When I originally read Tamagomago’s post on the Genshiken generation gap, I realized something: time has moved differently for the characters of Genshiken compared to the real world.
The gap between Genshiken and Genshiken II has changed how I relate to Genshiken. Genshiken II starts off only a few months after the end of the first series, but in the real world, nearly five years had passed. One result of this is that the references used in the new series are a little anachronistic (a Zan Sayonara Zetsubou-sensei reference when the show shouldn’t have been out at that point, for example), but the one I find to be more personally important is that I went from being around Sasahara’s age to actually being closer to Madarame’s. I am no longer the college senior who could read about Sasahara’s graduation around the same time as my own. Had the manga progressed steadily from Volume 9, had there not been the long wait to herald in Genshiken II, I wonder if I would’ve also been reading the manga a little differently?
One criticism of the new Genshiken that I see from not just English-speaking fans but also Japanese ones is that it’s been difficult to relate to the new, primarily female cast. The feeling I often get from that response is that the readers who are of the opinion that Genshiken has changed for the worse feel that this world of college-aged otaku is not the one they had originally left. I even talked about it when the new series was beginning, remarking that Genshiken has always been about change, and that it should be possible to relate to these new characters, even if they do come from a different generation otaku. I realize now though that it’s not so much a matter of these readers not being able to relate to characters unlike themselves, but more that they feel the philosophy of Genshiken has changed, that the core essence is something different and perhaps frightening.
Obviously, the experience of shifting age groups as the result of the gap between Genshiken series is not something everyone can experience, especially if they’re not reading the comic as it comes out. Even if that weren’t the case, given time I would’ve reached Madarame’s age anyway. And even if others are around the same age as me, it’s not like people experience the passage of time in the exact same or even similar ways.

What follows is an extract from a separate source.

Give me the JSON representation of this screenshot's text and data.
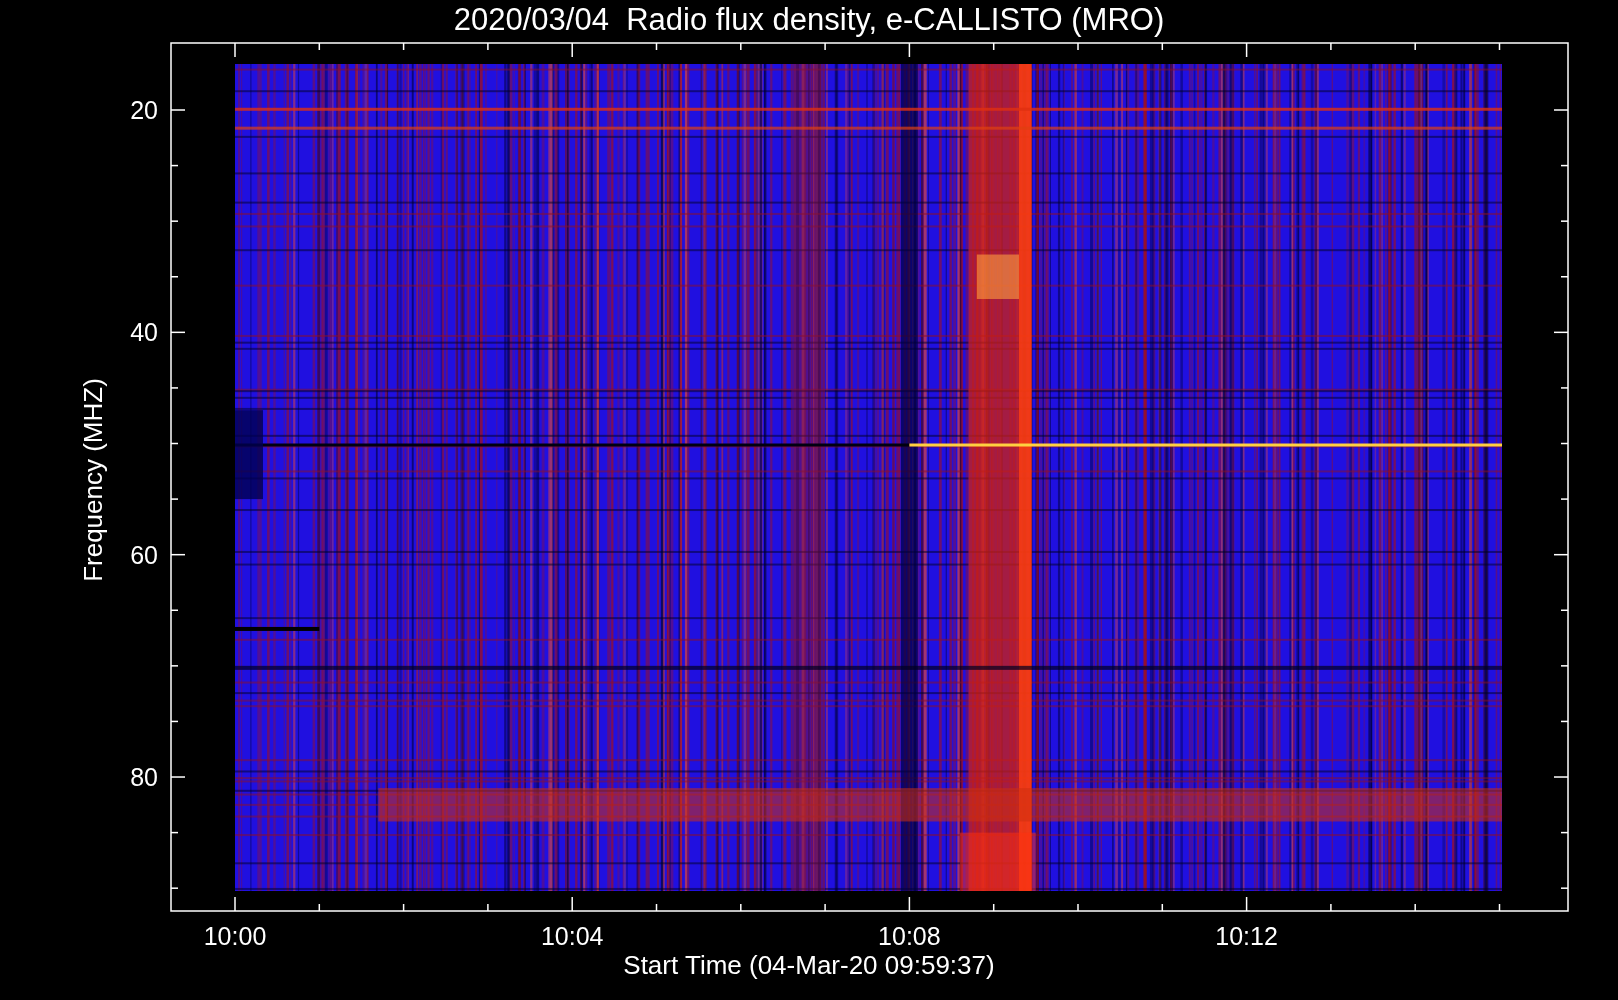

More importantly, it’s not like my own personal experiences over the past five years are particularly better than others’. Even so, when I think about it a little more, it seems like one of the themes that comes out of Genshiken for the readers as well as the characters is the influence of personal history and how self-perception of time changes accordingly.
Ogiue originally defined herself by the trauma of her time in junior high. It dominated her life before she was eventually able to move on with the help of her friends. Madarame clings to the recent past by leaving his situation with Kasukabe comfortably ambiguous. Kugayama put his half-hearted ambitions aside and decided to just be normal. The first chairman, well, I’m not sure if he existed within time.
For the fans who feel alienated by Genshiken II, their personal definition of what it means to be otaku, and by extension, what it means to be part of a group otaku, has not changed in the five year Genshiken gap. I emphasize once again that there’s nothing wrong with this, and in fact it’s also pretty much where Yajima is at in terms of her own otaku-existential conflict. As for me, I know fully well how much I’ve related to Genshiken and continue to do so, but I also know that a lot has happened in my life since I finished the original series. I’ve defined myself many times on this blog according to how Genshiken has changed my life, but in the face of this new iteration, I find that it doesn’t change me so much as change alongside me.